The governor of the Zaporizhzhia region, Yurii Malashko, said that nine people were wounded in a Russian rocket strike on the village of Zarichne. Overall, 26 cities and settlements in the region came under attack over the past day, he said.
In the Kherson region, five people were wounded, said Governor Oleksandr Prokudin. He said that attacks in the region came from artillery, mortars, drones, warplanes and tanks.
Nikopol, a city on the opposite bank of the Dnieper River from the Zaporizhzhia Nuclear Power Plant, Europe’s largest, came under fire, but no injuries were immediately reported.
Earlier Ukraine’s armed forces said they’d hit marine and port infrastructure at a factory in the port city of Kerch in Russian-occupied Crimea.
Sergei Aksyonov, the Russian-installed head of Crimea, said air defence systems had been in action around a Kerch shipyard.
“Fragments of downed missiles fell onto territory of one of the dry docks,” Aksyonov said in a Telegram post.
“There were no casualties.”
Kerch is at the western end of the bridge to Russia’s Krasnodar region, which is a crucial conduit for food and military supplies. The bridge has been hit by significant attacks twice.

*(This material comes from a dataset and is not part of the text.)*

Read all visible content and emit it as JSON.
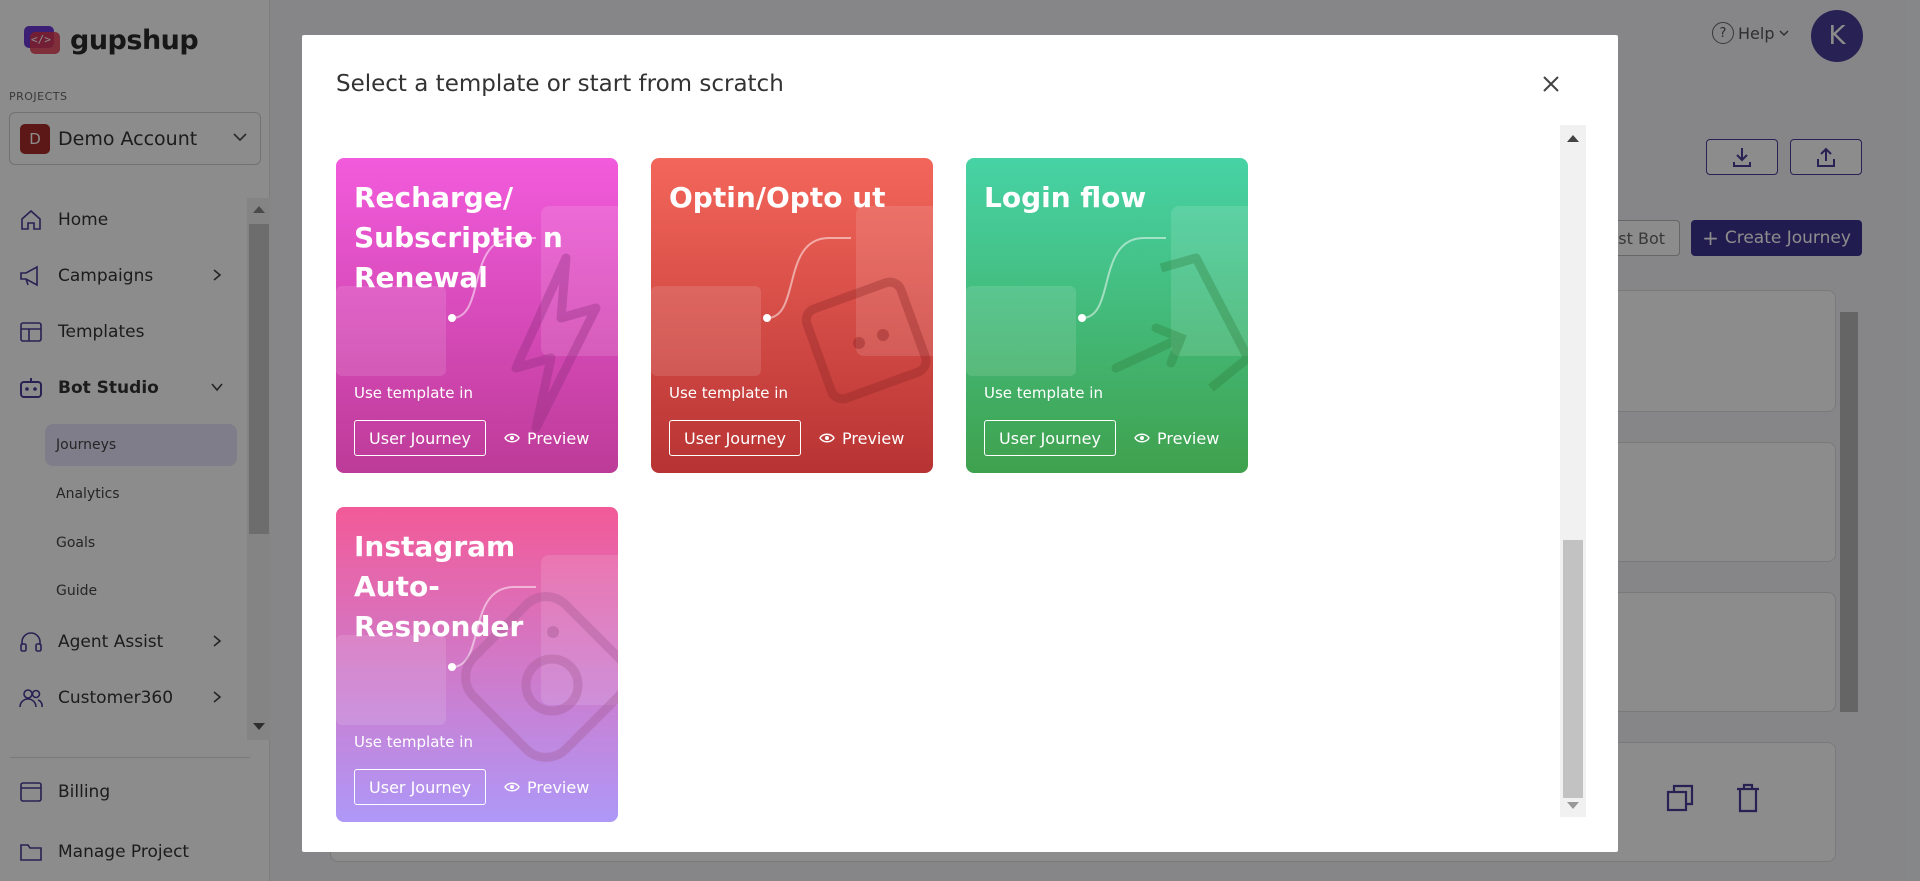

European Commission President Ursula von der Leyen arrived in Kyiv on Saturday morning and was met by Zelenskiy at the train station.
She tweeted that talks during her sixth visit would focus on the path for Ukraine to join the EU “and how we will continue to make Russia pay for its war of aggression.”
The visit came a week before she was due to present a report on the enlargement of the EU, which von der Leyen said will note Kyiv’s progress on its path to membership in the 27-member bloc.
“I must say you have made excellent progress. This is impressive to see,” von der Leyen said after the meeting with Zelenskyi. “We should never forget you are fighting an existential war and at the same time you are deeply reforming your country.”
The Ukraine president on Saturday dismissed fears, expressed by Commander-in-Chief of the Armed Forces Valery Zaluzhny, of a possible deadlocked war with Russia.
“Today people are tired, everyone is tired and there are different opinions. That is clear but there is no stalemate,” Zelenskiy said in Kyiv at the press conference with von der Leyen.
In an article for The Economist magazine, Zaluzhny explained that Ukraine was caught in a trench war.
Ukrainian forces are more reluctant to deploy their soldiers due to Russia’s air superiority, Zelenskiy said.
The F-16 fighter jets and stronger air defence expected next year would change the situation in Ukraine’s favour, he said.
The deputy head of Zelensky’s presidential office, Ihor Zhovkva, criticised Zaluzhny’s open commentary on events at the front.
He told a Ukrainian news program that it would be better for the military to “comment less for the press, the public, on what is happening at the front, what can happen and what variants there are. This would only help the enemy, Russia”.
Zaluzhny, in the interview, admitted mistakes in planning and said Ukraine’s allies must supply more weapons.
He also called for a greater mobilisation of reserves.